Colorado coal mining sits at a crossroads. Skyrocketing demand and potential environmental regulations may force coal insiders to make difficult decisions about the industry’s future—and the fate of the 2,200 Coloradans who venture deep into the earth to mine the black gold.
Days later, Elk Creek Mine is once again spitting out coal. Nearly 13,000 tons stream out of the mine on any given day, much of it rail-bound for Eastern power plants that pump out megawatts of electricity to states such as Kentucky, Tennessee, and Mississippi. In the last 33 years, America’s insatiable need for energy has increased by 111 percent, a number that’s expected to continue to trend upward. But there is a mounting resistance to coal’s dirty side. It’s an altercation that’s been simmering in sterile boardrooms, government committees, and Congress over the past few years, and it may come to a rolling boil sooner than coal insiders think—or are prepared to deal with.
Ed Pagone, Elk Creek’s belt coordinator and a veteran Colorado miner, doesn’t seem terribly worried about Congress today as he proudly explains how his extensive network of conveyors swiftly delivers the coal out of the mine to the surface. He’s thinking about coal, lots of beautiful black coal—and how he’s going to help get it out of the mine as quickly as possible. I watch as he pulls up a detailed systems-analysis page on a touch-screen computer. Smiling sheepishly, he says, “This thing’s got everything including Microsoft Office, but I really wish I could figure out a way to get the Internet down here.” Down here is a white-walled room with a cement floor, fluorescent lighting, high ceilings, and two doors. Down here is 1,500 feet underground.
The surroundings stand in stark contrast to the mines I’m familiar with. As a coal miner’s granddaughter born and bred in the coal-ravaged hills of West Virginia, I was expecting to see low-slung roofs, a foot of standing water, and big, brawny men duck-walking while digging at seams of buried sunshine. I was expecting to see miners filling lines of small cars—not conveyors—with coal.
But not so out here. Western underground mines do not suffer from the same lean coal seams as mines in Appalachia. The 10-foot ceilings at Elk Creek are evidence of substantial bands of coal—a miner’s best friend. Not only can a six-foot-tall man stand up straight while he works, he can drive to the office in a Dodge pickup, which is how Pagone and I are making our way underground, through the tunnels of Elk Creek.

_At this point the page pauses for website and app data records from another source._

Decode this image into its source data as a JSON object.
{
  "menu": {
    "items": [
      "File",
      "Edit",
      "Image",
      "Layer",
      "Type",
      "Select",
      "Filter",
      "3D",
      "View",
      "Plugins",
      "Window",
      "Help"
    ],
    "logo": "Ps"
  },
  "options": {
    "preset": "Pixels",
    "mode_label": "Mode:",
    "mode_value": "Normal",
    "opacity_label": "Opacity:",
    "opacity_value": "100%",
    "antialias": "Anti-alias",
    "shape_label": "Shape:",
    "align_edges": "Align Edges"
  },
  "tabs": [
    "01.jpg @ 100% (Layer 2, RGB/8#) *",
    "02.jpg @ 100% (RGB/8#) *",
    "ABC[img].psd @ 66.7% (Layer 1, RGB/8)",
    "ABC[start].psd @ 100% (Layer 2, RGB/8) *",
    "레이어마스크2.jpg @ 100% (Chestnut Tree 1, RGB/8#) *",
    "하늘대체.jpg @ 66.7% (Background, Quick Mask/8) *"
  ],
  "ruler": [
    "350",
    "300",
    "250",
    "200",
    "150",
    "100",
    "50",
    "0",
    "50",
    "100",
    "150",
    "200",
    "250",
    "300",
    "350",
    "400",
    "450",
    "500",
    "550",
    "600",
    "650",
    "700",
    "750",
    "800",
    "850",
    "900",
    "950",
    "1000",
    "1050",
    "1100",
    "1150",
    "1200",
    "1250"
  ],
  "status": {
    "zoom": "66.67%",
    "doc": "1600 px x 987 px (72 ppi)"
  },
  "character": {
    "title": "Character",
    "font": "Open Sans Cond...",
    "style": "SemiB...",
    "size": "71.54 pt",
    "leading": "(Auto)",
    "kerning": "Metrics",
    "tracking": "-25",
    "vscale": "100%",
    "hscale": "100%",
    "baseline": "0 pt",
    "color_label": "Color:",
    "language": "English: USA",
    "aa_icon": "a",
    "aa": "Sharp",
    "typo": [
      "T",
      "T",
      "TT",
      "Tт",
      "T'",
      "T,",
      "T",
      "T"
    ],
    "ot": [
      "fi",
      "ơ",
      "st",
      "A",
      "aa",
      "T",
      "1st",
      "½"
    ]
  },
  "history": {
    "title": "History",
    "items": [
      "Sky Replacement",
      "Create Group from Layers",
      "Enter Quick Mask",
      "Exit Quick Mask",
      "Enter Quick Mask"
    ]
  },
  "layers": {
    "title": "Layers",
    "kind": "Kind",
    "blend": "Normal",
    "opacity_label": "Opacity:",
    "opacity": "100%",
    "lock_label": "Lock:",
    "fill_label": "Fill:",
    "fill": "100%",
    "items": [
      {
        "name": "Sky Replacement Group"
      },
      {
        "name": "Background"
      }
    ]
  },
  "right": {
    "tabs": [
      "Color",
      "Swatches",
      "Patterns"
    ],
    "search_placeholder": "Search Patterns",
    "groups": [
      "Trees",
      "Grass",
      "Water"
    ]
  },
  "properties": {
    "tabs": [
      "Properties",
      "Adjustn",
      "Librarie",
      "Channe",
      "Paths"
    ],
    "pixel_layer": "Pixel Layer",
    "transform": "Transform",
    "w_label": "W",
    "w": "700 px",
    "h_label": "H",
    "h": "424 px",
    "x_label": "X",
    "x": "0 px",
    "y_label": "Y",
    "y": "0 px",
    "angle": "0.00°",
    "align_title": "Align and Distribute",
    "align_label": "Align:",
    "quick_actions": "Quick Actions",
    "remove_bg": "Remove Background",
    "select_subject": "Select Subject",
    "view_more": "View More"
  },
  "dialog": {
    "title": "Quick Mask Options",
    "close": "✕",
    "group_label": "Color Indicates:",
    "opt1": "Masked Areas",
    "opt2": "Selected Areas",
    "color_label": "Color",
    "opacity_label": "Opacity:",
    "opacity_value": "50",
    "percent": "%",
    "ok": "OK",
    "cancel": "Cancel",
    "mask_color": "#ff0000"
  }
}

At 37 years old, my chauffeur wears three days’ worth of facial hair, smiles easily, has piercing blue eyes behind his safety glasses, and vaguely resembles Stephen Baldwin. Black smudges tattoo his face. Pagone drinks a Dixie cup of stale coffee and tells me about being a third-generation coal miner. Even a few of his uncles were miners, one of whom died 15 years ago in a mine just up the road. He says he didn’t go to college—but quickly points out that he couldn’t have imagined doing anything else anyway.